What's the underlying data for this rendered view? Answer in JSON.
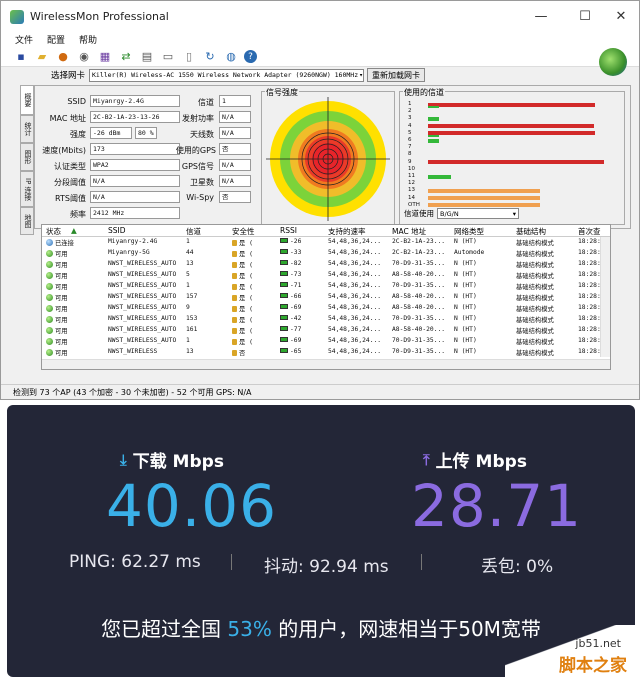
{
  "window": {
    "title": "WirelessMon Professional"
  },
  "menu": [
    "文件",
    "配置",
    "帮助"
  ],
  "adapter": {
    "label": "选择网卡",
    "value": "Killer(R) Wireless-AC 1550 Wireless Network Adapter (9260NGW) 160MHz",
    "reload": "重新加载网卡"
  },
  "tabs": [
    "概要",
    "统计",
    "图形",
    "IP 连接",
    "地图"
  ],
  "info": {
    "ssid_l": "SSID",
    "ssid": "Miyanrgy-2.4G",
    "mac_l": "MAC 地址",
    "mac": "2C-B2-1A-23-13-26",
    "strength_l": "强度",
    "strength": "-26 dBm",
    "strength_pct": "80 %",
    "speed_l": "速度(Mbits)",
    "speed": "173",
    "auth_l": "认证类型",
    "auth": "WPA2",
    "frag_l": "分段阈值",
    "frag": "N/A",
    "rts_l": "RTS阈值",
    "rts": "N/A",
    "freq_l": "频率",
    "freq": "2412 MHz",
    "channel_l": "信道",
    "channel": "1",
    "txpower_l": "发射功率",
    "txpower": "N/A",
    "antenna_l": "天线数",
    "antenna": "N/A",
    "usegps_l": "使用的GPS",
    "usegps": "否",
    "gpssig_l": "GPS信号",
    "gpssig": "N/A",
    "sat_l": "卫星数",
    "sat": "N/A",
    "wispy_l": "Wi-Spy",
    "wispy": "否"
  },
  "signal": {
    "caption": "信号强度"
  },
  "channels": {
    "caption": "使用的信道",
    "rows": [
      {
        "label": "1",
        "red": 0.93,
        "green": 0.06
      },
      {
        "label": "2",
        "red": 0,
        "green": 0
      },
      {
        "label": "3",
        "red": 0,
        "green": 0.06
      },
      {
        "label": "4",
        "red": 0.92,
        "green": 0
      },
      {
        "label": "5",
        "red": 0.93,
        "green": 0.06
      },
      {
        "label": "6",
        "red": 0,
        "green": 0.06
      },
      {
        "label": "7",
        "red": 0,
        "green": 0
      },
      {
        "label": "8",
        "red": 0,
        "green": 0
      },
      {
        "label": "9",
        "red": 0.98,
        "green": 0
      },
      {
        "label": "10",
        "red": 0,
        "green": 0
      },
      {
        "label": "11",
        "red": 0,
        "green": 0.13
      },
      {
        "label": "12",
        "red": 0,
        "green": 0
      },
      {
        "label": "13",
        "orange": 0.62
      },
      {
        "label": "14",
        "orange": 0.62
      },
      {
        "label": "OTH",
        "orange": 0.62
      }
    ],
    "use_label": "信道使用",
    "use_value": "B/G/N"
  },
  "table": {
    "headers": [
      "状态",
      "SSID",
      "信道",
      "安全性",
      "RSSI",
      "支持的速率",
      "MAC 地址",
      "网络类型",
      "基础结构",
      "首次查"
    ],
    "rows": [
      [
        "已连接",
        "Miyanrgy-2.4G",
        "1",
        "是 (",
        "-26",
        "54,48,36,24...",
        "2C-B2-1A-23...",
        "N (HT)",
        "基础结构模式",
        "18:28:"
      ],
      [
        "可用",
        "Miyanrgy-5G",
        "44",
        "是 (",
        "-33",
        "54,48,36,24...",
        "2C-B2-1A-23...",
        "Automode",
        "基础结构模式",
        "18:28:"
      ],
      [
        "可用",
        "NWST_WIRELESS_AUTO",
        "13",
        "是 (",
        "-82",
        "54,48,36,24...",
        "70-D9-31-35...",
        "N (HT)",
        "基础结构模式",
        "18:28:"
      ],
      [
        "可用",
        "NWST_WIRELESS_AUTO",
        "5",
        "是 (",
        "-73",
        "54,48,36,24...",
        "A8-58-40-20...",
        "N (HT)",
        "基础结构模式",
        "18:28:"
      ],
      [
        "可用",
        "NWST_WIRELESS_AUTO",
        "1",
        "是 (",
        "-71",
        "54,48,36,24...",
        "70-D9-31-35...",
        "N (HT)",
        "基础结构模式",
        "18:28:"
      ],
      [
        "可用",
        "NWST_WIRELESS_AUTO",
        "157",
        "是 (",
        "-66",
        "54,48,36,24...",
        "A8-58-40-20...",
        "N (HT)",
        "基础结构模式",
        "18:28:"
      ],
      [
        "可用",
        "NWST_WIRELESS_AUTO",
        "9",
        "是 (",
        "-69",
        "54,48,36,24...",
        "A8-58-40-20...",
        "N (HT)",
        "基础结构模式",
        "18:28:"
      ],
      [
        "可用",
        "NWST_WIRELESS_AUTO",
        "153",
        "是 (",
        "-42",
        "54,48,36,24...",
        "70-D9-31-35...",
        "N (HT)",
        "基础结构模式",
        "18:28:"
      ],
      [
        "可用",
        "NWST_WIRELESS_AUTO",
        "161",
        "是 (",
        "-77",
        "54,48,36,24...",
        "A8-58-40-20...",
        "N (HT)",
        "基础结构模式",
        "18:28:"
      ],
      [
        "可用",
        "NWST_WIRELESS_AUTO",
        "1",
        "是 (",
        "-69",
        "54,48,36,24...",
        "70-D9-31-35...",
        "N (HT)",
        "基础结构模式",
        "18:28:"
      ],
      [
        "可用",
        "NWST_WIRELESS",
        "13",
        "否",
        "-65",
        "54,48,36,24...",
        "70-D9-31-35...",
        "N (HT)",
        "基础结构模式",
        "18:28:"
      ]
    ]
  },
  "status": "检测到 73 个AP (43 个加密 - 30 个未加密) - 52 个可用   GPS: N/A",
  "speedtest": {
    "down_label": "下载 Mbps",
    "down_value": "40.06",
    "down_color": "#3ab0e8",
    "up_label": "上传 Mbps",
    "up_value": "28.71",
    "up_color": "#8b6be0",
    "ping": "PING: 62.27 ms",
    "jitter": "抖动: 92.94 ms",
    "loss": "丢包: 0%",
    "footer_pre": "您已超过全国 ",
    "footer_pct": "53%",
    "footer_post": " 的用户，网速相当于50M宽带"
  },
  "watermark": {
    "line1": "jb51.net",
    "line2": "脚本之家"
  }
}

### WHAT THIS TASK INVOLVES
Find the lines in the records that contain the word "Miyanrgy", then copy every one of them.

### SOLUTION FOR THIS TASK
    "ssid": "Miyanrgy-2.4G",
        "Miyanrgy-2.4G",
        "Miyanrgy-5G",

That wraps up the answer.